Executives at another Japanese giant, Asahi Holdings, came up with a dual-track business model, one aimed at the domestic market and the other targeting overseas expansion, according to President and CEO Mitsuharu Terayama. The company’s already extensive mining and metal refining operations will take a further step toward globalization through a new model of processing various materials to delivering the final product direct to the consumer. “This will mean the whole chain is involved – which no other refining companies are doing – in expanding our operations, so that Asahi becomes the world’s top refining company,” says Mr. Terayama.
“Environmental issues are very important to us,” says Mitsuharu Terayama, President and CEO of Asahi Holdings, conveying a sentiment felt widely across the country and its businesses. “I believe that the world’s interest in the environment has decreased somewhat in recent years because of various political issues we are facing. The leaders of the world must take climate change into consideration more seriously.”
Following COP21 and the recommencement of the G7 environment ministers’ meeting this month, governments are beginning to catch on says Mr. Terayama, however he stresses that it is vital for the private sector to set a good example too. Since its establishment in 1952 for instance, Asahi Holdings has been recycling precious metals and has continually aimed to be the foremost company in eco-business, working to develop technologies, products and services, and leading other firms in activities to preserve the global environment.
Aside from air pollution, one of the biggest environmental issues in Japan today is waste management. Modern day cultures produce a lot of trash, and on a small island nation like Japan, there is only so much room.
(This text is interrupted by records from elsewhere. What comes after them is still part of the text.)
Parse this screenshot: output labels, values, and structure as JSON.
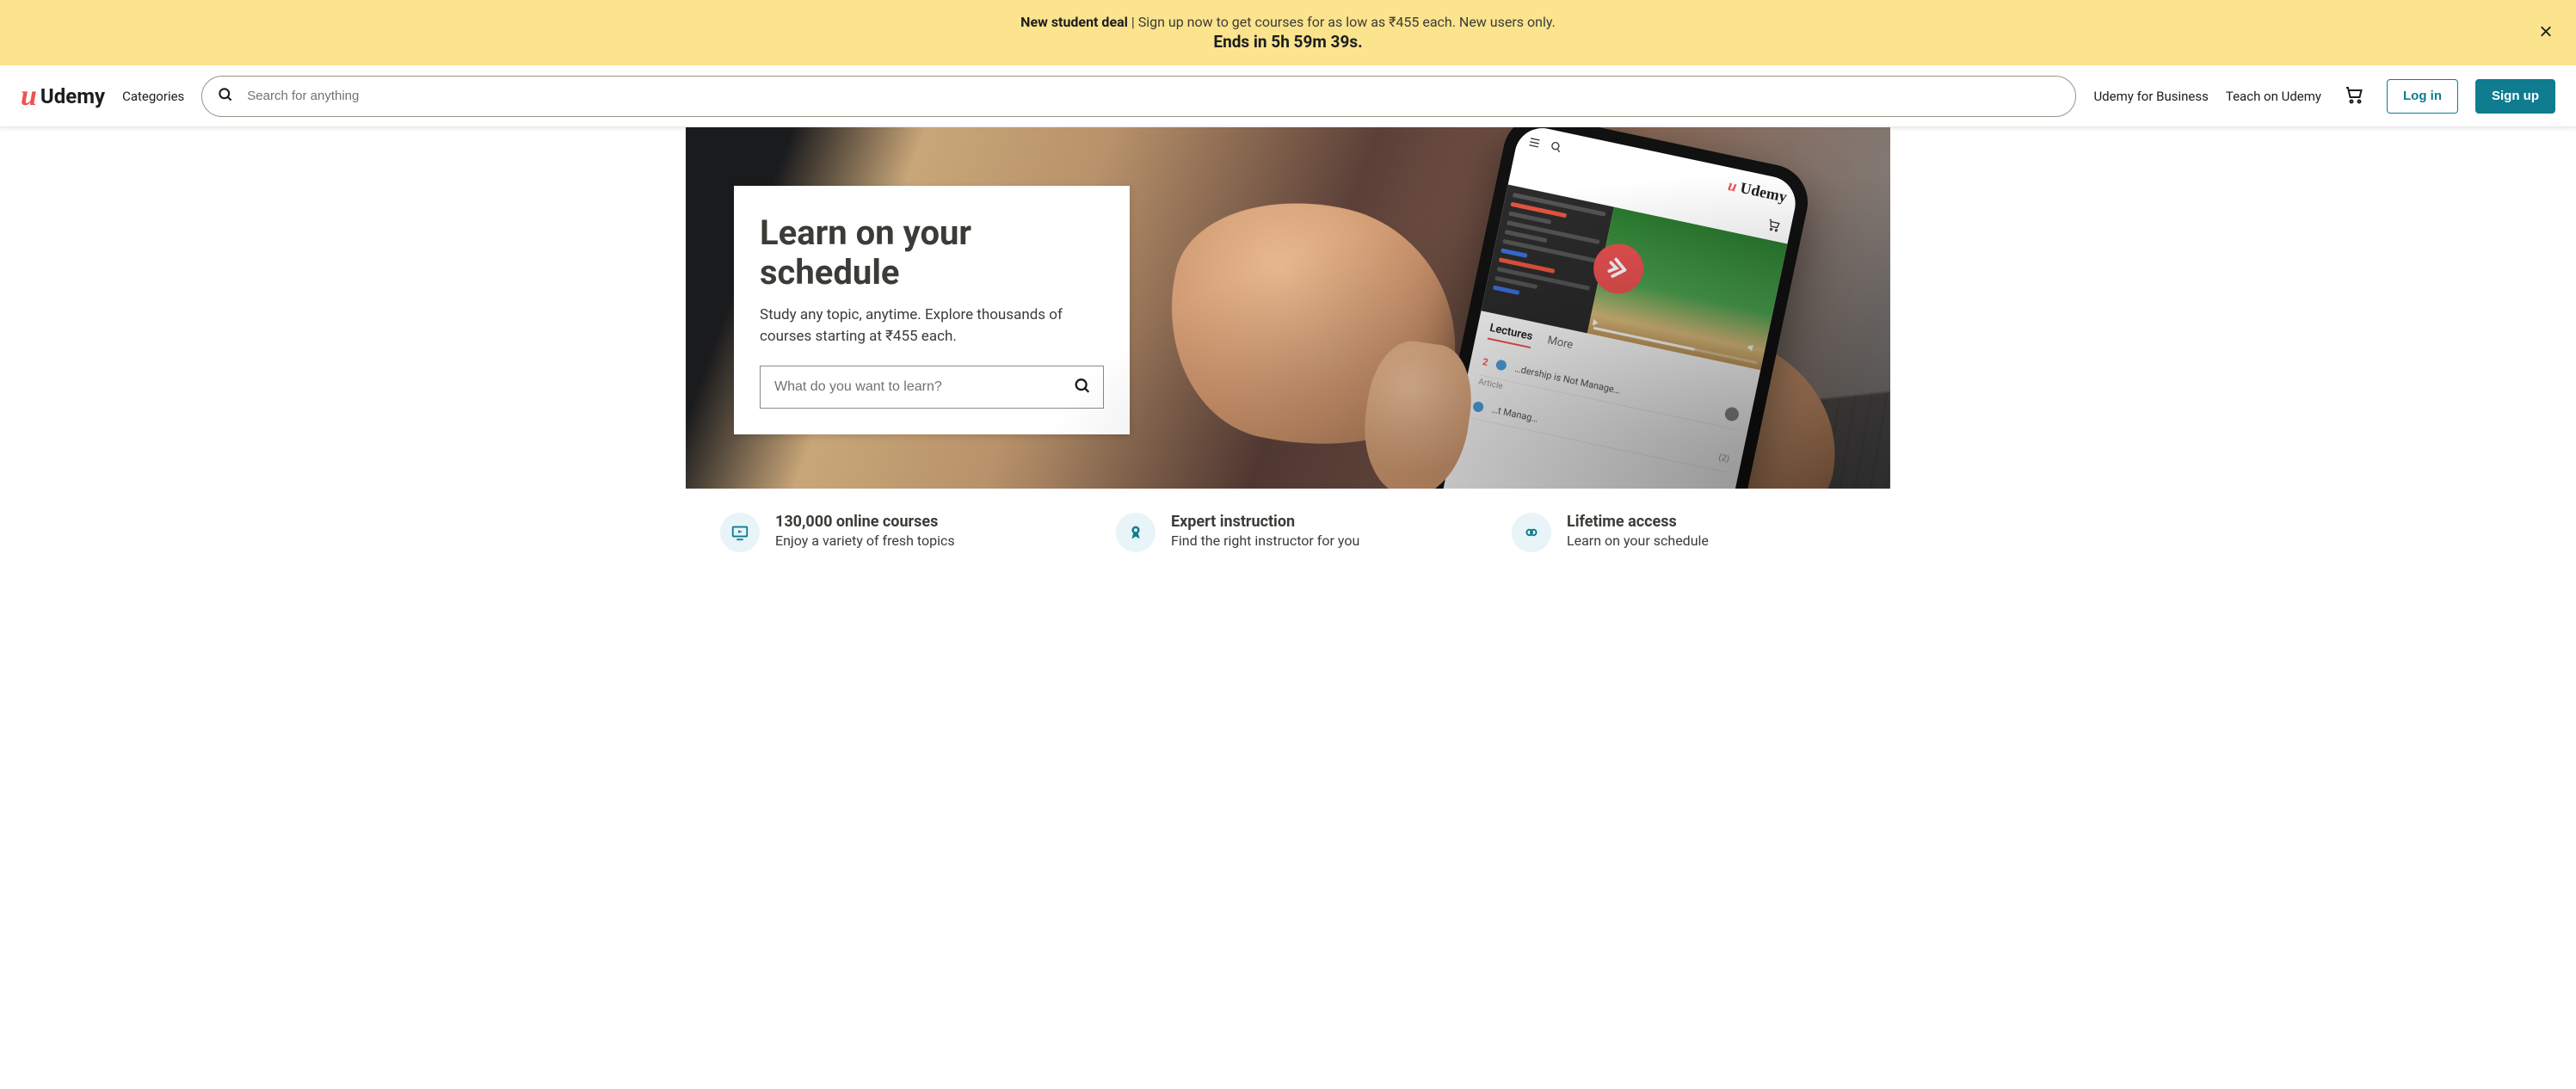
{
  "promo": {
    "bold_prefix": "New student deal",
    "separator": " | ",
    "text": "Sign up now to get courses for as low as ₹455 each. New users only.",
    "ends_prefix": "Ends in ",
    "countdown": "5h 59m 39s."
  },
  "header": {
    "logo_text": "Udemy",
    "categories": "Categories",
    "search_placeholder": "Search for anything",
    "business": "Udemy for Business",
    "teach": "Teach on Udemy",
    "login": "Log in",
    "signup": "Sign up"
  },
  "hero": {
    "title": "Learn on your schedule",
    "subtitle": "Study any topic, anytime. Explore thousands of courses starting at ₹455 each.",
    "search_placeholder": "What do you want to learn?"
  },
  "phone": {
    "logo": "Udemy",
    "tab1": "Lectures",
    "tab2": "More",
    "item1": "…dership is Not Manage…",
    "item1_sub": "Article",
    "item2": "…t Manag…",
    "num": "2"
  },
  "features": [
    {
      "title": "130,000 online courses",
      "sub": "Enjoy a variety of fresh topics"
    },
    {
      "title": "Expert instruction",
      "sub": "Find the right instructor for you"
    },
    {
      "title": "Lifetime access",
      "sub": "Learn on your schedule"
    }
  ],
  "colors": {
    "brand_red": "#ec5252",
    "brand_teal": "#0f7c90",
    "banner_bg": "#fbe48d"
  }
}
Asahi Holdings, which specializes in waste disposal, is at the forefront of tackling this problem, detoxifying and properly disposing all types of waste, and promoting the realization of a sustainable, recycling-oriented society.
“I believe that it is of the utmost importance as a business to be contributing to the conservation and improvement of the environment,” explains Mr. Terayama. “It is something which has been entrusted to us by the next generation, and we must not destroy it while it is in our hands.”